**DESCRIPTION OF THE TASK:** Work through the data below line by line and say how many lines hold "CNBC"; give only the number.

++++++++++++++++++++

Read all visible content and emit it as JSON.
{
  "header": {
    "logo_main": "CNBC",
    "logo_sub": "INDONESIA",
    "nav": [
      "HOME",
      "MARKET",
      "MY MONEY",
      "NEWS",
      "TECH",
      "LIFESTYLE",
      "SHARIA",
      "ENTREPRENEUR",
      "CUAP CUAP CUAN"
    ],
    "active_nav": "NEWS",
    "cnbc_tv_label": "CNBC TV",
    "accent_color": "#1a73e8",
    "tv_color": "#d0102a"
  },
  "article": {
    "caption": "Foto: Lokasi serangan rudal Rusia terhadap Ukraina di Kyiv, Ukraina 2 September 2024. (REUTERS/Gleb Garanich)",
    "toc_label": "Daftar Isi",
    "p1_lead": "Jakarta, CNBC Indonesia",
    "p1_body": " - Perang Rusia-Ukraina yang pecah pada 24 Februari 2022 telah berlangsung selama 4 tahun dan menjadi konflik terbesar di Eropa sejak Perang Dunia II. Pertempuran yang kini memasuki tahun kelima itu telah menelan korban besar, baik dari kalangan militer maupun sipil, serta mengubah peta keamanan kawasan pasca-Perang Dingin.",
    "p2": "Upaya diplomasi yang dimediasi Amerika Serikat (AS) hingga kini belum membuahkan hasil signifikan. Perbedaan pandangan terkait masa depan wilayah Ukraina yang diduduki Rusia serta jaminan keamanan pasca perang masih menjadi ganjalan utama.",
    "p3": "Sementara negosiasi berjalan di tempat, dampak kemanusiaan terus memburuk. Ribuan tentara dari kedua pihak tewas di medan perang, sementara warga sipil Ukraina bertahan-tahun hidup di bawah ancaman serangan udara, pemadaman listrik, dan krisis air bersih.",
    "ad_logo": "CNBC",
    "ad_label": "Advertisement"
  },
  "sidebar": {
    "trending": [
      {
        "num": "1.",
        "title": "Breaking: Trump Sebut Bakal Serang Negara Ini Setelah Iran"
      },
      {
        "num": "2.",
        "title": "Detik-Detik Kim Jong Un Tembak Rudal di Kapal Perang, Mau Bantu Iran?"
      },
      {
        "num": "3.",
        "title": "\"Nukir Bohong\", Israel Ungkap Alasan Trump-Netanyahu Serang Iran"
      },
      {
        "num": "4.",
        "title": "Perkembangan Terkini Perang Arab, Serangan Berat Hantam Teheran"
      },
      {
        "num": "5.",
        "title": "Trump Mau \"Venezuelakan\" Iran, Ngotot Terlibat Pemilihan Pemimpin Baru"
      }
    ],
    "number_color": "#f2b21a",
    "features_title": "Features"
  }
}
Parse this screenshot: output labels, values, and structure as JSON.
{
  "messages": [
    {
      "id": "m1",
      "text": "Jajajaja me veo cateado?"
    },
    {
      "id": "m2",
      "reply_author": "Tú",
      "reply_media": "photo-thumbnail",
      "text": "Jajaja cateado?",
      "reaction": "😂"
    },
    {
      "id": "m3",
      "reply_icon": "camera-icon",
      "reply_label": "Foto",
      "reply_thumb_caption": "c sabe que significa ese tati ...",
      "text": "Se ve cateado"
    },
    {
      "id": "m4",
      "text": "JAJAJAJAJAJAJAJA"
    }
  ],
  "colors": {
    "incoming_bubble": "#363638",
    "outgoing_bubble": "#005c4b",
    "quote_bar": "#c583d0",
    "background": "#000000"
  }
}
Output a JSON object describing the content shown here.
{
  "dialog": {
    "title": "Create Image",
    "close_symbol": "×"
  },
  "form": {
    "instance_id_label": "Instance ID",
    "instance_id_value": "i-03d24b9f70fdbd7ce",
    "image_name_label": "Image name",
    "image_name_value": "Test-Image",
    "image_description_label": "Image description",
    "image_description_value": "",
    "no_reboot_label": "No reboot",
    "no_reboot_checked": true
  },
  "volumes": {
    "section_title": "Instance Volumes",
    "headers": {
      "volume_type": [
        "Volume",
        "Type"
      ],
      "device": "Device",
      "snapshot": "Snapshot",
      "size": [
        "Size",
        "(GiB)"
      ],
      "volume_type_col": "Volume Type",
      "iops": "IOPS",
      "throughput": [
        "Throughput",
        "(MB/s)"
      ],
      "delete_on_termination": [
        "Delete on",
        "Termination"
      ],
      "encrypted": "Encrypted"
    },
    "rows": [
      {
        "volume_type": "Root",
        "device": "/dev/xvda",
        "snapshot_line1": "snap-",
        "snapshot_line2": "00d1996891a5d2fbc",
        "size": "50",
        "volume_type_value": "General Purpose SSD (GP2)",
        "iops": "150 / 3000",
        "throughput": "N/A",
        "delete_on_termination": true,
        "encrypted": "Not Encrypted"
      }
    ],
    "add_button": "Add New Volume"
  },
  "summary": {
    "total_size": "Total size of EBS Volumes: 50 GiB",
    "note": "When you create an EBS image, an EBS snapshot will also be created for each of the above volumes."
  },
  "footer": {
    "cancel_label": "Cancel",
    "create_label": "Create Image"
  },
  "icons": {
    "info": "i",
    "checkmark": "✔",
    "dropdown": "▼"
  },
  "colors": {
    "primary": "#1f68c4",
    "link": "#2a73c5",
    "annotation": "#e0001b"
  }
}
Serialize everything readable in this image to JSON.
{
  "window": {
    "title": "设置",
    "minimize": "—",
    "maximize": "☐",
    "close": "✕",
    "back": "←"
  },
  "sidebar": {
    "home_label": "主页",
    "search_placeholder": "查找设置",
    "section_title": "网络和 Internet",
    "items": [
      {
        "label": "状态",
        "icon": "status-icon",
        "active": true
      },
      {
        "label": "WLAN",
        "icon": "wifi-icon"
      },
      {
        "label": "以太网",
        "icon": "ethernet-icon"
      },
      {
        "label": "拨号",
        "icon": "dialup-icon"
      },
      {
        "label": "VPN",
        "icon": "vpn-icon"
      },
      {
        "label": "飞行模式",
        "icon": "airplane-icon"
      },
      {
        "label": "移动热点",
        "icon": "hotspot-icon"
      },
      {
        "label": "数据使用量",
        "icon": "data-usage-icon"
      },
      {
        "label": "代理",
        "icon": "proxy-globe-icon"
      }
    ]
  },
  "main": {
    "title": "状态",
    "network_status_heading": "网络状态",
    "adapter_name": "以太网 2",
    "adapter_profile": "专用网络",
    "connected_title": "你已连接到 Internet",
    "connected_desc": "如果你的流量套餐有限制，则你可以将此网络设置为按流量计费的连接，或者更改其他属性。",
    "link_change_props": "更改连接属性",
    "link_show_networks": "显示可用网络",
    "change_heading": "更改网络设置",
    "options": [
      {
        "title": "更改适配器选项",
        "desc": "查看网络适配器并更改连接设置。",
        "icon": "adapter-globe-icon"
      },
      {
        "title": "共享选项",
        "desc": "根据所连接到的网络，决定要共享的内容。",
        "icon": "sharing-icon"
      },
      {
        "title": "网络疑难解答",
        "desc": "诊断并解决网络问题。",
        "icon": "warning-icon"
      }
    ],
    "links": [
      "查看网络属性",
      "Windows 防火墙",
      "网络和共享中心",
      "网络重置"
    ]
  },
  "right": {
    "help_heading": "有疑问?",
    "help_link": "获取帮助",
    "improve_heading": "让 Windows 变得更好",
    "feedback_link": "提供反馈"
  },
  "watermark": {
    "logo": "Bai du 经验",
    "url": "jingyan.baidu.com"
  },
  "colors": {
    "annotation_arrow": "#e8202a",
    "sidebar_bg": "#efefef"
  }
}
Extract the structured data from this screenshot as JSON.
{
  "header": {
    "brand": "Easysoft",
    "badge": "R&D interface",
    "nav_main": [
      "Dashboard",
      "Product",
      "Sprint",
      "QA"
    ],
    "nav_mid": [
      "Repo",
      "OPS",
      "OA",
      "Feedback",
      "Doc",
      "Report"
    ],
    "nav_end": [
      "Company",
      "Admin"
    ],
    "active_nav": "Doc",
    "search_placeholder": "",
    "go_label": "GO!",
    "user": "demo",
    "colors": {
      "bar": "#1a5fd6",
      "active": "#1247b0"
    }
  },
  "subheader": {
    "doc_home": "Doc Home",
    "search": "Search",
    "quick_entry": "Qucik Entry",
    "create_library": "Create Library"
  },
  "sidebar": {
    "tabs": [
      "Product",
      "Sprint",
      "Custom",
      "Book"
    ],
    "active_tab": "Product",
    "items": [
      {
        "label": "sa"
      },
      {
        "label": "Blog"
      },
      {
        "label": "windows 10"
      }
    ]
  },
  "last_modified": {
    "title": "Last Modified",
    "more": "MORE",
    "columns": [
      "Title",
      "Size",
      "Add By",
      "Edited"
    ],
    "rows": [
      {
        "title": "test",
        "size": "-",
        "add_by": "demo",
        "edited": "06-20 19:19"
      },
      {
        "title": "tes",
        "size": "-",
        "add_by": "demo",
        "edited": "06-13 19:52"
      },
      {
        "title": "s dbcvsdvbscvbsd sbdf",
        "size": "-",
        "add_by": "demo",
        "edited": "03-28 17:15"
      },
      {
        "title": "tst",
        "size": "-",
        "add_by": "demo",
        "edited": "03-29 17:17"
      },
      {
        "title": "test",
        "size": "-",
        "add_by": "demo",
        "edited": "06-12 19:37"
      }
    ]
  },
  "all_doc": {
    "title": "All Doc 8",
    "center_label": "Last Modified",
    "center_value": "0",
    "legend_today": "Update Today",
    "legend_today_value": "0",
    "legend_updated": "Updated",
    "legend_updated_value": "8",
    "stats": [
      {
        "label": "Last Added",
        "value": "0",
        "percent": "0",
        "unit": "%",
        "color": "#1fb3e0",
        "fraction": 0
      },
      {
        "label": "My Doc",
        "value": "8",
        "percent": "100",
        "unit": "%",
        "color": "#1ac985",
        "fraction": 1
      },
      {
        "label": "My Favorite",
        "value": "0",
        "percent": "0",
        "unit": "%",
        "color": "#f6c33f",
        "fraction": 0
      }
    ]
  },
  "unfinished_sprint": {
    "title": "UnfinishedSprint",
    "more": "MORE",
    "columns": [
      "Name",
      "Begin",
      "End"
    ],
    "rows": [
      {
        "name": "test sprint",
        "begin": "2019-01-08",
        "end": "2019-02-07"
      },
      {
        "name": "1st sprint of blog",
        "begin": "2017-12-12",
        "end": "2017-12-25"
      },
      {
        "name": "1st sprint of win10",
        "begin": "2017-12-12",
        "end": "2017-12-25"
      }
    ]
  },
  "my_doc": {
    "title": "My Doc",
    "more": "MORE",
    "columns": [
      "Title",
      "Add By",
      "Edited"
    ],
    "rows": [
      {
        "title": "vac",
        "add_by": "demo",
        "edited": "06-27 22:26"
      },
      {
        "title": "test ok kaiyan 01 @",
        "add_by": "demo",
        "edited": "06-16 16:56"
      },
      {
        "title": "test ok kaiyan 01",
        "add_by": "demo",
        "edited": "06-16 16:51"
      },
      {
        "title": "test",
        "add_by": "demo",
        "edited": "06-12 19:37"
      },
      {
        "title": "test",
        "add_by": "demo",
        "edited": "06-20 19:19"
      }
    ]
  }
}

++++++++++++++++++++

**WRITTEN SOLUTION:** 4